** Information shown follows **

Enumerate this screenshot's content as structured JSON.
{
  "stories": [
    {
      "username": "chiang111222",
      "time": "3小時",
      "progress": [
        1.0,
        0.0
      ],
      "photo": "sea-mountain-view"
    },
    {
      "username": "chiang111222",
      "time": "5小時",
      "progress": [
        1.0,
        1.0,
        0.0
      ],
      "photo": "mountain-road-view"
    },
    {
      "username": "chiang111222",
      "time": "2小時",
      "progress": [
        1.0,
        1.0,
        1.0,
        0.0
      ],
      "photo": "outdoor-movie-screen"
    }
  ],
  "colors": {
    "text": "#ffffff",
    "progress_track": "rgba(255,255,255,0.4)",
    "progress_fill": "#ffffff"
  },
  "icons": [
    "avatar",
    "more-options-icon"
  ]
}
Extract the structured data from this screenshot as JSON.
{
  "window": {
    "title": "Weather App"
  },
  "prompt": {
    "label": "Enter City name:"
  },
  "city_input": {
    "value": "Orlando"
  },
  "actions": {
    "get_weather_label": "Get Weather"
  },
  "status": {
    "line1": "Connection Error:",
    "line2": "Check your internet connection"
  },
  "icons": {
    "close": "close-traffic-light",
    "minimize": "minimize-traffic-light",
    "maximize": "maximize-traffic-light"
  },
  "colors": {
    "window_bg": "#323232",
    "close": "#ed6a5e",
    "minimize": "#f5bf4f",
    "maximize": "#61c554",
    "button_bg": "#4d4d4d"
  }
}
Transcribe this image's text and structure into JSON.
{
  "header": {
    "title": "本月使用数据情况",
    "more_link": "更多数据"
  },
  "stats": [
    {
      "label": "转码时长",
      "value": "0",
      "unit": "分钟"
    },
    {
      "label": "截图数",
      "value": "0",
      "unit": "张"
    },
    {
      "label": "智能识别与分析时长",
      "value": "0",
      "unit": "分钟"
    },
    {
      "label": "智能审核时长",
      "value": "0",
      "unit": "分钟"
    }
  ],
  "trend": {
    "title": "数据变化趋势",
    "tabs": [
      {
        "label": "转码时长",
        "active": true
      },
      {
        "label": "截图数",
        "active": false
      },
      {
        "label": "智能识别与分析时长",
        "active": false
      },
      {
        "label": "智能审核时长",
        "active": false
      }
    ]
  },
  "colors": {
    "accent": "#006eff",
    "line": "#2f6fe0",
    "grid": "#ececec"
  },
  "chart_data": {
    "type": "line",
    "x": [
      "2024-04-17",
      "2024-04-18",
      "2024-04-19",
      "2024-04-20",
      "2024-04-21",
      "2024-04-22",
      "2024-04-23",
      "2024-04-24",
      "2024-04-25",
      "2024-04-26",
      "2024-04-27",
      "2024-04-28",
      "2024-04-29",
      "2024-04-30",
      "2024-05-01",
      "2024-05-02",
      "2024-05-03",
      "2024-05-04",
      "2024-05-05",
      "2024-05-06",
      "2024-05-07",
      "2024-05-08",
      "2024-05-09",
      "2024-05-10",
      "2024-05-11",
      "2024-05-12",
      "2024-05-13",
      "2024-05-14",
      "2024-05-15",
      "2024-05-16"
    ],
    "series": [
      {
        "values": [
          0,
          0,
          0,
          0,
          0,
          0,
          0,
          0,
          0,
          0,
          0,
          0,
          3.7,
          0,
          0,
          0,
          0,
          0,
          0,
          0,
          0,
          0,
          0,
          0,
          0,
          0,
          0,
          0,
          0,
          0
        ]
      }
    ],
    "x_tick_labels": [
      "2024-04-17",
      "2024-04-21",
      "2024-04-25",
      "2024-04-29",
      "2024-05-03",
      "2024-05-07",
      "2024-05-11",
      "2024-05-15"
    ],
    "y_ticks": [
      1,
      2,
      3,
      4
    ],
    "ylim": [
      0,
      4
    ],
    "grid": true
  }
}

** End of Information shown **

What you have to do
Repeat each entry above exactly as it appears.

Answer section
Enumerate this screenshot's content as structured JSON.
{
  "stories": [
    {
      "username": "chiang111222",
      "time": "3小時",
      "progress": [
        1.0,
        0.0
      ],
      "photo": "sea-mountain-view"
    },
    {
      "username": "chiang111222",
      "time": "5小時",
      "progress": [
        1.0,
        1.0,
        0.0
      ],
      "photo": "mountain-road-view"
    },
    {
      "username": "chiang111222",
      "time": "2小時",
      "progress": [
        1.0,
        1.0,
        1.0,
        0.0
      ],
      "photo": "outdoor-movie-screen"
    }
  ],
  "colors": {
    "text": "#ffffff",
    "progress_track": "rgba(255,255,255,0.4)",
    "progress_fill": "#ffffff"
  },
  "icons": [
    "avatar",
    "more-options-icon"
  ]
}
Extract the structured data from this screenshot as JSON.
{
  "window": {
    "title": "Weather App"
  },
  "prompt": {
    "label": "Enter City name:"
  },
  "city_input": {
    "value": "Orlando"
  },
  "actions": {
    "get_weather_label": "Get Weather"
  },
  "status": {
    "line1": "Connection Error:",
    "line2": "Check your internet connection"
  },
  "icons": {
    "close": "close-traffic-light",
    "minimize": "minimize-traffic-light",
    "maximize": "maximize-traffic-light"
  },
  "colors": {
    "window_bg": "#323232",
    "close": "#ed6a5e",
    "minimize": "#f5bf4f",
    "maximize": "#61c554",
    "button_bg": "#4d4d4d"
  }
}
Transcribe this image's text and structure into JSON.
{
  "header": {
    "title": "本月使用数据情况",
    "more_link": "更多数据"
  },
  "stats": [
    {
      "label": "转码时长",
      "value": "0",
      "unit": "分钟"
    },
    {
      "label": "截图数",
      "value": "0",
      "unit": "张"
    },
    {
      "label": "智能识别与分析时长",
      "value": "0",
      "unit": "分钟"
    },
    {
      "label": "智能审核时长",
      "value": "0",
      "unit": "分钟"
    }
  ],
  "trend": {
    "title": "数据变化趋势",
    "tabs": [
      {
        "label": "转码时长",
        "active": true
      },
      {
        "label": "截图数",
        "active": false
      },
      {
        "label": "智能识别与分析时长",
        "active": false
      },
      {
        "label": "智能审核时长",
        "active": false
      }
    ]
  },
  "colors": {
    "accent": "#006eff",
    "line": "#2f6fe0",
    "grid": "#ececec"
  },
  "chart_data": {
    "type": "line",
    "x": [
      "2024-04-17",
      "2024-04-18",
      "2024-04-19",
      "2024-04-20",
      "2024-04-21",
      "2024-04-22",
      "2024-04-23",
      "2024-04-24",
      "2024-04-25",
      "2024-04-26",
      "2024-04-27",
      "2024-04-28",
      "2024-04-29",
      "2024-04-30",
      "2024-05-01",
      "2024-05-02",
      "2024-05-03",
      "2024-05-04",
      "2024-05-05",
      "2024-05-06",
      "2024-05-07",
      "2024-05-08",
      "2024-05-09",
      "2024-05-10",
      "2024-05-11",
      "2024-05-12",
      "2024-05-13",
      "2024-05-14",
      "2024-05-15",
      "2024-05-16"
    ],
    "series": [
      {
        "values": [
          0,
          0,
          0,
          0,
          0,
          0,
          0,
          0,
          0,
          0,
          0,
          0,
          3.7,
          0,
          0,
          0,
          0,
          0,
          0,
          0,
          0,
          0,
          0,
          0,
          0,
          0,
          0,
          0,
          0,
          0
        ]
      }
    ],
    "x_tick_labels": [
      "2024-04-17",
      "2024-04-21",
      "2024-04-25",
      "2024-04-29",
      "2024-05-03",
      "2024-05-07",
      "2024-05-11",
      "2024-05-15"
    ],
    "y_ticks": [
      1,
      2,
      3,
      4
    ],
    "ylim": [
      0,
      4
    ],
    "grid": true
  }
}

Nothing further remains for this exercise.